the mascot is a disconnection from the real or natural, that creates a new solitary connection that simply relates back to itself (classic deterritorialization/reterritorialization for you sickos). there’s no cultural legacy of mario that doesn’t just relate back to mario and symbolic interpretations of nintendo. may mario relate to mario and the symbolic health to nintendo, and whatever. this is the desperation that hangs around every new mario game.

“the king is in his bedchamber. is he sick? we all wait with bated breath… unbelievable… ! IGN has given Mario Forever a perfect 10/10! the king yet lives! may his empire reign forever!”

so, every mascot is a failure. a failure to represent, to connect, to live. in the place of the straightforward identification, which has previously defined participatory storytelling, now there is a road sign. mascots point out, right out down the superhighway, leading right up to corporate headquarters. mascots draw attention to the success—or not—of the work at the expense of something emotive, something human. mascots are advertising, so the interpretive question they pose is as simple and condensed as possible. is this profitable? and you answer… maybe!

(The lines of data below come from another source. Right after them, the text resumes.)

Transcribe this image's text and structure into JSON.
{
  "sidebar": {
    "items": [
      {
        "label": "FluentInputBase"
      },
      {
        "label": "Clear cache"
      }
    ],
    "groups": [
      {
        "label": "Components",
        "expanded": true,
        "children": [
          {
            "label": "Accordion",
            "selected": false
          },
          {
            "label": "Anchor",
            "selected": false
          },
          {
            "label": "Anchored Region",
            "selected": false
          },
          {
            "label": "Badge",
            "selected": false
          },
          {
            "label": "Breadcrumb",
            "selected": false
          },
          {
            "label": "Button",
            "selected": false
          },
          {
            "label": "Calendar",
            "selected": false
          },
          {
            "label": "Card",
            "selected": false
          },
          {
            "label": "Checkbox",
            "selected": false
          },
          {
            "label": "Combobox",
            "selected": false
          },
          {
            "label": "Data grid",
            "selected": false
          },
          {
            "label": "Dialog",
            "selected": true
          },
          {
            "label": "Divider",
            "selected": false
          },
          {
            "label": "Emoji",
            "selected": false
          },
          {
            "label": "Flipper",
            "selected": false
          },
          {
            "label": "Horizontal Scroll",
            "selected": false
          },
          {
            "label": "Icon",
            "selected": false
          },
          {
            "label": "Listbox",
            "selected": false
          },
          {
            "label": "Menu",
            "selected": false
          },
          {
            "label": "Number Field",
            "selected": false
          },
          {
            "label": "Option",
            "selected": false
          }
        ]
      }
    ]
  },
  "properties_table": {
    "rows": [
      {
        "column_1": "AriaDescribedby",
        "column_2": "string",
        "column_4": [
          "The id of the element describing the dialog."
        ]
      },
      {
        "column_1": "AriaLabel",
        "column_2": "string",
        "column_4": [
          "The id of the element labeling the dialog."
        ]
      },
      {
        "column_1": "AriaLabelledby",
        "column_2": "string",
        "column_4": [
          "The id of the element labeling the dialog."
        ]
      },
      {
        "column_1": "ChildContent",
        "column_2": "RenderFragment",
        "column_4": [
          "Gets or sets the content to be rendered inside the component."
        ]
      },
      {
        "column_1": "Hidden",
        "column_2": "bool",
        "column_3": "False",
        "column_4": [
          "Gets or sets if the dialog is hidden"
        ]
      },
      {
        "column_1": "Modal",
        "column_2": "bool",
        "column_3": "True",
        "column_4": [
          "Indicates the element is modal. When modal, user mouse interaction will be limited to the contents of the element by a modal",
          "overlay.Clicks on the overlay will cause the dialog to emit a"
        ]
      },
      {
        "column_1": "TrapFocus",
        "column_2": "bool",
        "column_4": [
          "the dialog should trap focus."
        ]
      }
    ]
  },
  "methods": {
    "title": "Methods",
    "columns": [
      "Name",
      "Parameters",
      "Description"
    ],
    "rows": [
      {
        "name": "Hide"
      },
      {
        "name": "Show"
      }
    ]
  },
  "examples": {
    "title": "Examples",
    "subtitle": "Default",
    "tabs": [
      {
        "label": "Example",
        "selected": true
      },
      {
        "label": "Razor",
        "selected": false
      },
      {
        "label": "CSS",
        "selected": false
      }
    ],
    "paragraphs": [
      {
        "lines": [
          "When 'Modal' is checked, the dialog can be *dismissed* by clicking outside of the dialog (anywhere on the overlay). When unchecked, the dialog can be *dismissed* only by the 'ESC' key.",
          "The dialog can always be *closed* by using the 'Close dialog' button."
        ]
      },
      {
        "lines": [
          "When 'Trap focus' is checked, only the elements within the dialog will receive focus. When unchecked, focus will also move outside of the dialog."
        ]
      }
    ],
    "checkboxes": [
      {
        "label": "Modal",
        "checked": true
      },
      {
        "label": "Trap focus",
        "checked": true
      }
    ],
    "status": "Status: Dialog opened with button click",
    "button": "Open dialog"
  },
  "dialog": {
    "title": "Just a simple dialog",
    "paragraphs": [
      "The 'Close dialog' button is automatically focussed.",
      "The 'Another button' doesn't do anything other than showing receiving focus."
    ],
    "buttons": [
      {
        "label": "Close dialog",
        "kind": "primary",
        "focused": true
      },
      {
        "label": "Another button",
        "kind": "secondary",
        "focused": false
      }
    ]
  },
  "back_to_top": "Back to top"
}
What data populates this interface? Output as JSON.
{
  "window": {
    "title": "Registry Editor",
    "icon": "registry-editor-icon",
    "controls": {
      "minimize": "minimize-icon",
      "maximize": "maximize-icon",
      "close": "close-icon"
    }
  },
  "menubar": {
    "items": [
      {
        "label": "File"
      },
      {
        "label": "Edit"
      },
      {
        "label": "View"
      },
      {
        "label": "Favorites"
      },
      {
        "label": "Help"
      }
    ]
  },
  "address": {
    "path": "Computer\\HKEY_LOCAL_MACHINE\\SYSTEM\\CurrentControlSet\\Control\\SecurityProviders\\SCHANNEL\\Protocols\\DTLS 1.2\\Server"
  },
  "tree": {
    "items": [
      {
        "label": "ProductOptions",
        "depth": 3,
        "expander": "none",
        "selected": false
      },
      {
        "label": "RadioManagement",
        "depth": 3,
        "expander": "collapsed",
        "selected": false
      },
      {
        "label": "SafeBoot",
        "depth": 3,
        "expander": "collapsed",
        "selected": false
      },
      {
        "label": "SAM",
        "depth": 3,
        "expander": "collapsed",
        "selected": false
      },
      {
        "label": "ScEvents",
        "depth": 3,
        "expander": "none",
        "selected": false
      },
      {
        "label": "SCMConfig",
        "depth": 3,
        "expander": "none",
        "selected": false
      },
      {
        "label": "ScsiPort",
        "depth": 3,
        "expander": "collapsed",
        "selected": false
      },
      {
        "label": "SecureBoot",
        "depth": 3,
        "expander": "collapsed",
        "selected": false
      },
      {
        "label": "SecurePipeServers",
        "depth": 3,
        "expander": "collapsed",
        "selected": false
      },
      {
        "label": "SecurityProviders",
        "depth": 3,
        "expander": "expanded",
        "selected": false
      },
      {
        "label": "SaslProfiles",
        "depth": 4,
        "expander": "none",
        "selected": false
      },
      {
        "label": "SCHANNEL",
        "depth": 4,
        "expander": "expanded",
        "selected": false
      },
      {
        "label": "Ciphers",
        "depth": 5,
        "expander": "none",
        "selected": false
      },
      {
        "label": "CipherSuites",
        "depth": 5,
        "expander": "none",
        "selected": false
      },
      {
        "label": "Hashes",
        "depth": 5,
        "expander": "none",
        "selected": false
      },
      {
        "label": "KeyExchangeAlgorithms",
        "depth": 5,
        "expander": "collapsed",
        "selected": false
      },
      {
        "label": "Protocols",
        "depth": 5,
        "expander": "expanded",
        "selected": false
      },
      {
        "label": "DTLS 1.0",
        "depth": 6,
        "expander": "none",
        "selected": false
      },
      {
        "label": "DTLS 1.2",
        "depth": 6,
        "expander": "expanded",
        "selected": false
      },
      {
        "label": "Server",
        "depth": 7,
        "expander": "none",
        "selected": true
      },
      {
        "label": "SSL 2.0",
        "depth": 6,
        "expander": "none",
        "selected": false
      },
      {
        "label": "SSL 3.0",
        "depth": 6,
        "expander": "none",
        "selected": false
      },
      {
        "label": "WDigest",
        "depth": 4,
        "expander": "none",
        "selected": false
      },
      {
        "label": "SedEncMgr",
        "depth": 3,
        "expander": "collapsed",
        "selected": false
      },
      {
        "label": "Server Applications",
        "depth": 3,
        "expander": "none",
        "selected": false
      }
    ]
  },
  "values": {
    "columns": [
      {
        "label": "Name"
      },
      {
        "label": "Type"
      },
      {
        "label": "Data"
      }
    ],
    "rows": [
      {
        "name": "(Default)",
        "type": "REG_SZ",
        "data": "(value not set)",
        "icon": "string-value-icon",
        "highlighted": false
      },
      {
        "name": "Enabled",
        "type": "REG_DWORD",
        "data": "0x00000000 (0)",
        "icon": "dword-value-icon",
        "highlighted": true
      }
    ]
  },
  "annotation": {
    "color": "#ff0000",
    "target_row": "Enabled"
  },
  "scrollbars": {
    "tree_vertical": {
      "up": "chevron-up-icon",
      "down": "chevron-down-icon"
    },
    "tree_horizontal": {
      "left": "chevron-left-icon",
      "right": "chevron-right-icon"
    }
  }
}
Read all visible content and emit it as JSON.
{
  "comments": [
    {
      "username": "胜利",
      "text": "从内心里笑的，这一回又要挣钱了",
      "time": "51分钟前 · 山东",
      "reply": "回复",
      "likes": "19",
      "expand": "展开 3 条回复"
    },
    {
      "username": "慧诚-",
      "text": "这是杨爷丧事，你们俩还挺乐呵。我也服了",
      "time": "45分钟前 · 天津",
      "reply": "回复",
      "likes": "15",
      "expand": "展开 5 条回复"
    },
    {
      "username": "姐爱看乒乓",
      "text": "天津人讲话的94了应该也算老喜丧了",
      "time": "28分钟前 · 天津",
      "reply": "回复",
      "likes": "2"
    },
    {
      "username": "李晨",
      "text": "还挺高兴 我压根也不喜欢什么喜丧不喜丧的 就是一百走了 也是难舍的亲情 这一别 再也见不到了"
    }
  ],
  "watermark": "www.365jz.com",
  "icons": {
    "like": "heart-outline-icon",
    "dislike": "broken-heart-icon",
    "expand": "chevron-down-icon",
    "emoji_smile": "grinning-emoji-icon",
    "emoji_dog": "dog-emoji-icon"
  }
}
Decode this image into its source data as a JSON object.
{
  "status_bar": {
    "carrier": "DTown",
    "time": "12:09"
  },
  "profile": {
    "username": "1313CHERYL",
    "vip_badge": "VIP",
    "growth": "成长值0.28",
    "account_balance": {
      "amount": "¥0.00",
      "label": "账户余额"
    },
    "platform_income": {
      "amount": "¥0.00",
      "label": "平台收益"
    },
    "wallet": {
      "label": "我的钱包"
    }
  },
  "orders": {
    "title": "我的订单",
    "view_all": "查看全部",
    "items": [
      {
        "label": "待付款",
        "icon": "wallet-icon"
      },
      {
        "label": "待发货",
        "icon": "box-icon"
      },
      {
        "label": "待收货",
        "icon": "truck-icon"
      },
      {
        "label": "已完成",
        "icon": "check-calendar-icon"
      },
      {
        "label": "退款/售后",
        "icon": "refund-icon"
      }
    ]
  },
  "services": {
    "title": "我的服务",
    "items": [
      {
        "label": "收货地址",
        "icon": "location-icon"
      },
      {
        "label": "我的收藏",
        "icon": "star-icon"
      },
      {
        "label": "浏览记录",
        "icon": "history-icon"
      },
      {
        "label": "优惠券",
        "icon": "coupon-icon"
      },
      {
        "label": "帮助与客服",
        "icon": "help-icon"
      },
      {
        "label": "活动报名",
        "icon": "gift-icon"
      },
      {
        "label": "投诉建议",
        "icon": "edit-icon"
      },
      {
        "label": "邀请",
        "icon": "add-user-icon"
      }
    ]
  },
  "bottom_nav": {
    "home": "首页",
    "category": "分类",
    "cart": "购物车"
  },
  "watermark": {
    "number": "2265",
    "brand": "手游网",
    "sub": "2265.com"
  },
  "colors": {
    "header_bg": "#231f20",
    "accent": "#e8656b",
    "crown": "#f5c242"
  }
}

now here we have bubsy, a failure among failures. to fail at being a failure… that would imply a schoolyard double negative, you know, a success that comes from the heroic rejection of hegemony. that is definitely not the case. bubsy, the art object, not the guy, is the aesthetic personification of loser, the energy of an entrepreneur who is forced to teach because they couldn’t cut it, and hilariously they give their students the same bad advice. whatever, it’s gambling either way.

buby’s negation only twists and fucks with the process of reconnection. bubsy’s roadsign leads straight into the desert. we’re talking just deterritorialization, baby.

this is truly what’s funny about playing bubsy. it’s not a bad game. no seriously, you chucklefucks, it’s not a bad game, it’s just hard. I’m a demiurge for failures. I’m confident comparing bubsy to Superfrog, Rocky Rodent, and Zool, the rogue’s gallery of sonic-failures, and it’s the only one that makes you feel lost in a giant superstructure, it’s the only one that understands the juice behind Sonic the Hedgehog is disorientation.

designer michael berlyn claims to have played sonic 1 for 98 hours before making bubsy. I believe him, I don’t think that’s hype. bubsy is a studied intensification of that game. yes, you can’t pick up and play it. you gotta have patience with the game. take your time to explore the different routes. find the one that works for you. bubsy is not about “going fast” like a fucking generic downstream comic book videogame power fantasy, but merely having the ability. it’s one of your tools, use it or don’t. bubsy instead has a staccato-like rhythm to it, your jump feels like a triplet, always coming in controlled multiples, and there’s this percussive quality to it, as you improvise and stay in the air and figure out where this asshole is allowed to exist.

the difficulty cinches the pathetique of bubsy. he’s just not cool or heroic. I fuck with that. I’m plain sick of heroics. my favorite moment of the game is bubsy walking back on screen, after dying in a horrible, stupid way, because you can only die in horrible, stupid ways in platformers. his body looks like a corny cartoon accordion and he just quips, “what, and give up show business?”

bubsy comparing platforming to shit-shoveling briefly got me to misrecognize the game as playbor. I became aware of the electricity in my room, like one becomes aware of their breathing. it then became a little eerie to recognize bubsy’s complaints and desire to renegotiate the terms of his labor. one of bubsy’s only character traits is the fact that he’s proletarianized. he’s proletarianized and his creators and everyone just fucking hates him. what can possibly go wrong?

Reviewed on Aug 04, 2023

1 Comment

8 months ago

Baudrillard? Is that you?